What is being asked | Below are the records; copy every line in them that holds the string "Template".

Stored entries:
__________________________________________________
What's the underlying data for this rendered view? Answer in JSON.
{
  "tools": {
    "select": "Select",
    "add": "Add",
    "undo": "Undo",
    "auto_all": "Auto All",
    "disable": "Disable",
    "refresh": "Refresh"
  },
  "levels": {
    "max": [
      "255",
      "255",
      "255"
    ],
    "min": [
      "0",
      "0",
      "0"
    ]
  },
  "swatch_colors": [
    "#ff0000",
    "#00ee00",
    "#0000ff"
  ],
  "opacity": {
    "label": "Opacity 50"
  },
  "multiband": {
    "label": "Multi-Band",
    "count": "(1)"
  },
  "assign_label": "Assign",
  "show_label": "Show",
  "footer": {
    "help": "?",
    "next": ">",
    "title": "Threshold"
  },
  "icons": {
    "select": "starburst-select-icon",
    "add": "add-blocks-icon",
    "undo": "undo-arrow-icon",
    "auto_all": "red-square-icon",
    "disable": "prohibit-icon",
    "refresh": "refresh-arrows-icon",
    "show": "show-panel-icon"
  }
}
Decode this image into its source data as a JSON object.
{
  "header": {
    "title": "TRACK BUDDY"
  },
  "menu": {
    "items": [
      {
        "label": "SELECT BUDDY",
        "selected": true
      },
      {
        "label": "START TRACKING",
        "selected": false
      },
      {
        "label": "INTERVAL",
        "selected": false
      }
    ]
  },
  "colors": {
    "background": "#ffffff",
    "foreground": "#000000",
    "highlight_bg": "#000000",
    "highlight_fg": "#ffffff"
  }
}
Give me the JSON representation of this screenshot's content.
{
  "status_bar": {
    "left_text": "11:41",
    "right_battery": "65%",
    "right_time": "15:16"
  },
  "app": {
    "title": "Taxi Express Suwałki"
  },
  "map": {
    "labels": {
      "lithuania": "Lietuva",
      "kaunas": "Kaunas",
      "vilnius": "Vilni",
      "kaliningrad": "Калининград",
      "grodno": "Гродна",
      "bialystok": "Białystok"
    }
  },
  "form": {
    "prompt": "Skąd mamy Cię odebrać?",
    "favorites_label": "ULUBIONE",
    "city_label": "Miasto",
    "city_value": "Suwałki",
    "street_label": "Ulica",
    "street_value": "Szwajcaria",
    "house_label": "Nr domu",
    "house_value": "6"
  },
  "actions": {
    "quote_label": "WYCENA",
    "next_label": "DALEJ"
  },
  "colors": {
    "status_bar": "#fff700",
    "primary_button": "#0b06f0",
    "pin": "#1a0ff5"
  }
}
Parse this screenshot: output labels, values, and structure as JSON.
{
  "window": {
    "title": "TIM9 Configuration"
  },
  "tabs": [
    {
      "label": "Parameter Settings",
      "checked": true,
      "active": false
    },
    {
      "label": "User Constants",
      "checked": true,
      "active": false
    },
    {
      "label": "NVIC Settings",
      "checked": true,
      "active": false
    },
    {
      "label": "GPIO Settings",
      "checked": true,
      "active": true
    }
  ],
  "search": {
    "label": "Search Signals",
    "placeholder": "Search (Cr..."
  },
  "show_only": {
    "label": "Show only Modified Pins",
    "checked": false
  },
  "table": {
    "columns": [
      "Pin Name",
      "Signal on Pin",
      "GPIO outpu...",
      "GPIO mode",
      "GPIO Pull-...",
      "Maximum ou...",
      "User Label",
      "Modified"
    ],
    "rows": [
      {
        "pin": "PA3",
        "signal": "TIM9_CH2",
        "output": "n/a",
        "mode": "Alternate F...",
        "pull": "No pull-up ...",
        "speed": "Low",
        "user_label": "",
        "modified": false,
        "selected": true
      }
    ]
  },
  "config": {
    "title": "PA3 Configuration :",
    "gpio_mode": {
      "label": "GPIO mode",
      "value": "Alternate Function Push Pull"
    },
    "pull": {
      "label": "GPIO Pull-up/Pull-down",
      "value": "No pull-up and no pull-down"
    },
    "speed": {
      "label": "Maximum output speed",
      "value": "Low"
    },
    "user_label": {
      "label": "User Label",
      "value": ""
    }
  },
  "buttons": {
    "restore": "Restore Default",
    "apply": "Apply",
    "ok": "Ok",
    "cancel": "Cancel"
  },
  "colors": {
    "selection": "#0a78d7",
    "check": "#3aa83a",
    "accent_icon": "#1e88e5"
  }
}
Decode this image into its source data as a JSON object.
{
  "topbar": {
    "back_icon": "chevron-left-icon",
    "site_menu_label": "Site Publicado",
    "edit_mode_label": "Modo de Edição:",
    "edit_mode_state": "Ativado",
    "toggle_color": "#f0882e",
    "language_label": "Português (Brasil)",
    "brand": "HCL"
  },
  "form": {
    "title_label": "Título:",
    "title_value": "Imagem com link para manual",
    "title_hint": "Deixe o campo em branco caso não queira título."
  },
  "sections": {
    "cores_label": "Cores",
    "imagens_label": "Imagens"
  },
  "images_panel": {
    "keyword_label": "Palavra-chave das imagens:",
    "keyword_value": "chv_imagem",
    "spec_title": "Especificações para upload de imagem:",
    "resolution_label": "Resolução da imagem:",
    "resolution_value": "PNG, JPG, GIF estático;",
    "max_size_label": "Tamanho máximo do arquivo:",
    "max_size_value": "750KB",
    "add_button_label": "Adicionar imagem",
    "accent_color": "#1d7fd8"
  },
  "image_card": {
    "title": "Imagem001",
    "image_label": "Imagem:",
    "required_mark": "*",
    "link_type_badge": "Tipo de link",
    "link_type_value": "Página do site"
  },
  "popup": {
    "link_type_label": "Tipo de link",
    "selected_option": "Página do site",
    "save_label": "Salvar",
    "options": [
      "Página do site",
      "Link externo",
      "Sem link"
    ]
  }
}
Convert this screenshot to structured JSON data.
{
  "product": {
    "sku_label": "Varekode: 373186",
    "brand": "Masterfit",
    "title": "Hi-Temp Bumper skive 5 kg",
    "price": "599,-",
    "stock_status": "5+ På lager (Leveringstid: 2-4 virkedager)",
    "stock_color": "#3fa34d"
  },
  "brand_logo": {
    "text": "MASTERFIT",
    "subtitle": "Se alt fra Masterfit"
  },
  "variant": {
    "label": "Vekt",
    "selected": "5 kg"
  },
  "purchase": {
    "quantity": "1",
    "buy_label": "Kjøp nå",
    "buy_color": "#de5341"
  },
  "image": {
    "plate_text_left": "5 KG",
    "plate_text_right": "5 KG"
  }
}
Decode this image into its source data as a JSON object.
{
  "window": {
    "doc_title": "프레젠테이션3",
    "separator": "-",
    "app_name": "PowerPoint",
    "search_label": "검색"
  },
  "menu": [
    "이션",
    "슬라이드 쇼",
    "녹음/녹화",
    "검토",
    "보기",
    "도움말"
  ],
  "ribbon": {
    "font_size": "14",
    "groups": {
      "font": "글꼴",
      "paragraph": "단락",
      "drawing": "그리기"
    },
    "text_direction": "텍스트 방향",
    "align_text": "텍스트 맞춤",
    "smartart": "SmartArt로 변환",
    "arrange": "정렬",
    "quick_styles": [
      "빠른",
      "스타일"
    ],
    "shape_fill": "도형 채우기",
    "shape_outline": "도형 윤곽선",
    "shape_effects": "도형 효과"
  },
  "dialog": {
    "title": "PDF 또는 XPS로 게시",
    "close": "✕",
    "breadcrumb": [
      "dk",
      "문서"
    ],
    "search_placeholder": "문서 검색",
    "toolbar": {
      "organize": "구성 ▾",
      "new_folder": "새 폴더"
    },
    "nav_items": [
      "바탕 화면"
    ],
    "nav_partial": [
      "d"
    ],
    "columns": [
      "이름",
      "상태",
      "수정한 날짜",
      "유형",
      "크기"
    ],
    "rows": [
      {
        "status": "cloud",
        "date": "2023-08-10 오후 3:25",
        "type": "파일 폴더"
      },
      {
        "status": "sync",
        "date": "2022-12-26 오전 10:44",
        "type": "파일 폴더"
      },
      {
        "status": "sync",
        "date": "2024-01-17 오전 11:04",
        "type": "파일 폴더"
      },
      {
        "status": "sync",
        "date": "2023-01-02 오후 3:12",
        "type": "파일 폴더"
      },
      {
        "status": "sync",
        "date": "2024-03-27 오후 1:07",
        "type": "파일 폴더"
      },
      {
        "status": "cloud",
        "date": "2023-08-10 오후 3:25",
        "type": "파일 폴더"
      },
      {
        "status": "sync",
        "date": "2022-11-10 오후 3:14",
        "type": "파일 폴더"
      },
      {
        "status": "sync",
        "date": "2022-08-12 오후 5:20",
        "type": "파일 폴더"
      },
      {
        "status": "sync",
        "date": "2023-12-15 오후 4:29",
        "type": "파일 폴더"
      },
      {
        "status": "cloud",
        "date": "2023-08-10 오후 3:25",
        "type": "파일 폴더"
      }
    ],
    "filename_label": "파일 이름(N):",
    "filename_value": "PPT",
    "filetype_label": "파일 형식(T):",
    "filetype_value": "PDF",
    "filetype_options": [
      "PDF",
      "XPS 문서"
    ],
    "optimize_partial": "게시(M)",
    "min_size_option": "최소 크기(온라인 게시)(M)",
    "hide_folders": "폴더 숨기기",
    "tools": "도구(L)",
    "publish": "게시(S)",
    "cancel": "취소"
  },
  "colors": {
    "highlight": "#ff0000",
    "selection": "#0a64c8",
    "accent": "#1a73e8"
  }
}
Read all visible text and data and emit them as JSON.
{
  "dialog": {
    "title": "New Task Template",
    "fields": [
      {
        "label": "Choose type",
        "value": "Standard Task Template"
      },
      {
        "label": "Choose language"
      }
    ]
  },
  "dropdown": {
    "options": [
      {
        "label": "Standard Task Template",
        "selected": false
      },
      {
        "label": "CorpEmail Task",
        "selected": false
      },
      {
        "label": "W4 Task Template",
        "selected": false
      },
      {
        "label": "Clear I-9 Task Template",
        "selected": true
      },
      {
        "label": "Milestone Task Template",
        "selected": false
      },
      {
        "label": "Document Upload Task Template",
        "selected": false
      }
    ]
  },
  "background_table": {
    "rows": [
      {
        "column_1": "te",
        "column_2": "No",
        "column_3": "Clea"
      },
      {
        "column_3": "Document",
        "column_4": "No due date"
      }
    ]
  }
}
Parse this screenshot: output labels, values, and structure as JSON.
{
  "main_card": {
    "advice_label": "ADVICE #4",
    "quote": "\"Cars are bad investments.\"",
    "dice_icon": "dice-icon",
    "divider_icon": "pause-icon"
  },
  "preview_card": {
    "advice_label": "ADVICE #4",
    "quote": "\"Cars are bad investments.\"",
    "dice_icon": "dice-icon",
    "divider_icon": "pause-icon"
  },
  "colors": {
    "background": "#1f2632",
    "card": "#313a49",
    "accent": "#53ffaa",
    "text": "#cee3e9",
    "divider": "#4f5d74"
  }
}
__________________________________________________
Response to the exercise |
    "title": "New Task Template",
        "value": "Standard Task Template"
        "label": "Standard Task Template",
        "label": "W4 Task Template",
        "label": "Clear I-9 Task Template",
        "label": "Milestone Task Template",
        "label": "Document Upload Task Template",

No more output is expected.